_WORK ITEM:_ Each line of the records is to be copied verbatim.

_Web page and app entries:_
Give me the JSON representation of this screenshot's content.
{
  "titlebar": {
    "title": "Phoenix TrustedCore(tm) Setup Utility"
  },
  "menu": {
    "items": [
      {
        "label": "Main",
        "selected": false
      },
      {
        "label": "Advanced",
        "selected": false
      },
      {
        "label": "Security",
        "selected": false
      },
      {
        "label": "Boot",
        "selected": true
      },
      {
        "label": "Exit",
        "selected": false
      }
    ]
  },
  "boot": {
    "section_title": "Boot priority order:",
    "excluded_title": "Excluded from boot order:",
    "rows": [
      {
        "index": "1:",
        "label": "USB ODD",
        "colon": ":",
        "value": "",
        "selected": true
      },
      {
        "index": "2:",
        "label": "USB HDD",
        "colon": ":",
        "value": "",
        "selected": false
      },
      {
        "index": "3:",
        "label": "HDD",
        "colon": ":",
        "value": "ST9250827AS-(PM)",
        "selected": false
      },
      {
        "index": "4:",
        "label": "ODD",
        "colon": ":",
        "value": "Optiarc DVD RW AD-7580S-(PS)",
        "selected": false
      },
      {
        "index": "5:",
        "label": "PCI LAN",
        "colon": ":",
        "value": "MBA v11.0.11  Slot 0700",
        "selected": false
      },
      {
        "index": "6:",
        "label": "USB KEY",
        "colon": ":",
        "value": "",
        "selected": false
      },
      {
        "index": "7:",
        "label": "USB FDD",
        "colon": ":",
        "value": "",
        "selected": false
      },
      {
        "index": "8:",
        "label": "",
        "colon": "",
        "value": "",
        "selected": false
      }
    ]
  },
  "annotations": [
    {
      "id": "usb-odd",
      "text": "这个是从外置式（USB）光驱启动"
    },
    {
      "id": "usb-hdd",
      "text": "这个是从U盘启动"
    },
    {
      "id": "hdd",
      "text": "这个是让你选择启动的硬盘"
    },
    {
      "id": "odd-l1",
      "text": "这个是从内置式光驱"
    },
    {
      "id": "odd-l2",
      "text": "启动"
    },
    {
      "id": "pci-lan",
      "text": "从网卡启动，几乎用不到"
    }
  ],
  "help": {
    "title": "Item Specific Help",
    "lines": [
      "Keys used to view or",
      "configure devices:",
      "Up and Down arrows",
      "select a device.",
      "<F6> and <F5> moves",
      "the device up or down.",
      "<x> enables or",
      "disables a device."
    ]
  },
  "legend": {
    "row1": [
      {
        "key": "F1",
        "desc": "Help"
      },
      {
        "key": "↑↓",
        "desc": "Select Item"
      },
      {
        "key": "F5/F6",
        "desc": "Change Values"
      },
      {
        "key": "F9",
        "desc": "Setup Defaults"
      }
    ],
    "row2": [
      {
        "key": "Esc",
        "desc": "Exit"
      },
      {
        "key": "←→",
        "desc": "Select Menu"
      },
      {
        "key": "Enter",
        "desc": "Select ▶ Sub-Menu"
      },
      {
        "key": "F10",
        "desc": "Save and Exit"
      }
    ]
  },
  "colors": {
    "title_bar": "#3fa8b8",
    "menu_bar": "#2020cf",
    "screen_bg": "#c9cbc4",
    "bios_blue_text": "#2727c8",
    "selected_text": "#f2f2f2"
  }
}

_YOUR RESPONSE:_
Give me the JSON representation of this screenshot's content.
{
  "titlebar": {
    "title": "Phoenix TrustedCore(tm) Setup Utility"
  },
  "menu": {
    "items": [
      {
        "label": "Main",
        "selected": false
      },
      {
        "label": "Advanced",
        "selected": false
      },
      {
        "label": "Security",
        "selected": false
      },
      {
        "label": "Boot",
        "selected": true
      },
      {
        "label": "Exit",
        "selected": false
      }
    ]
  },
  "boot": {
    "section_title": "Boot priority order:",
    "excluded_title": "Excluded from boot order:",
    "rows": [
      {
        "index": "1:",
        "label": "USB ODD",
        "colon": ":",
        "value": "",
        "selected": true
      },
      {
        "index": "2:",
        "label": "USB HDD",
        "colon": ":",
        "value": "",
        "selected": false
      },
      {
        "index": "3:",
        "label": "HDD",
        "colon": ":",
        "value": "ST9250827AS-(PM)",
        "selected": false
      },
      {
        "index": "4:",
        "label": "ODD",
        "colon": ":",
        "value": "Optiarc DVD RW AD-7580S-(PS)",
        "selected": false
      },
      {
        "index": "5:",
        "label": "PCI LAN",
        "colon": ":",
        "value": "MBA v11.0.11  Slot 0700",
        "selected": false
      },
      {
        "index": "6:",
        "label": "USB KEY",
        "colon": ":",
        "value": "",
        "selected": false
      },
      {
        "index": "7:",
        "label": "USB FDD",
        "colon": ":",
        "value": "",
        "selected": false
      },
      {
        "index": "8:",
        "label": "",
        "colon": "",
        "value": "",
        "selected": false
      }
    ]
  },
  "annotations": [
    {
      "id": "usb-odd",
      "text": "这个是从外置式（USB）光驱启动"
    },
    {
      "id": "usb-hdd",
      "text": "这个是从U盘启动"
    },
    {
      "id": "hdd",
      "text": "这个是让你选择启动的硬盘"
    },
    {
      "id": "odd-l1",
      "text": "这个是从内置式光驱"
    },
    {
      "id": "odd-l2",
      "text": "启动"
    },
    {
      "id": "pci-lan",
      "text": "从网卡启动，几乎用不到"
    }
  ],
  "help": {
    "title": "Item Specific Help",
    "lines": [
      "Keys used to view or",
      "configure devices:",
      "Up and Down arrows",
      "select a device.",
      "<F6> and <F5> moves",
      "the device up or down.",
      "<x> enables or",
      "disables a device."
    ]
  },
  "legend": {
    "row1": [
      {
        "key": "F1",
        "desc": "Help"
      },
      {
        "key": "↑↓",
        "desc": "Select Item"
      },
      {
        "key": "F5/F6",
        "desc": "Change Values"
      },
      {
        "key": "F9",
        "desc": "Setup Defaults"
      }
    ],
    "row2": [
      {
        "key": "Esc",
        "desc": "Exit"
      },
      {
        "key": "←→",
        "desc": "Select Menu"
      },
      {
        "key": "Enter",
        "desc": "Select ▶ Sub-Menu"
      },
      {
        "key": "F10",
        "desc": "Save and Exit"
      }
    ]
  },
  "colors": {
    "title_bar": "#3fa8b8",
    "menu_bar": "#2020cf",
    "screen_bg": "#c9cbc4",
    "bios_blue_text": "#2727c8",
    "selected_text": "#f2f2f2"
  }
}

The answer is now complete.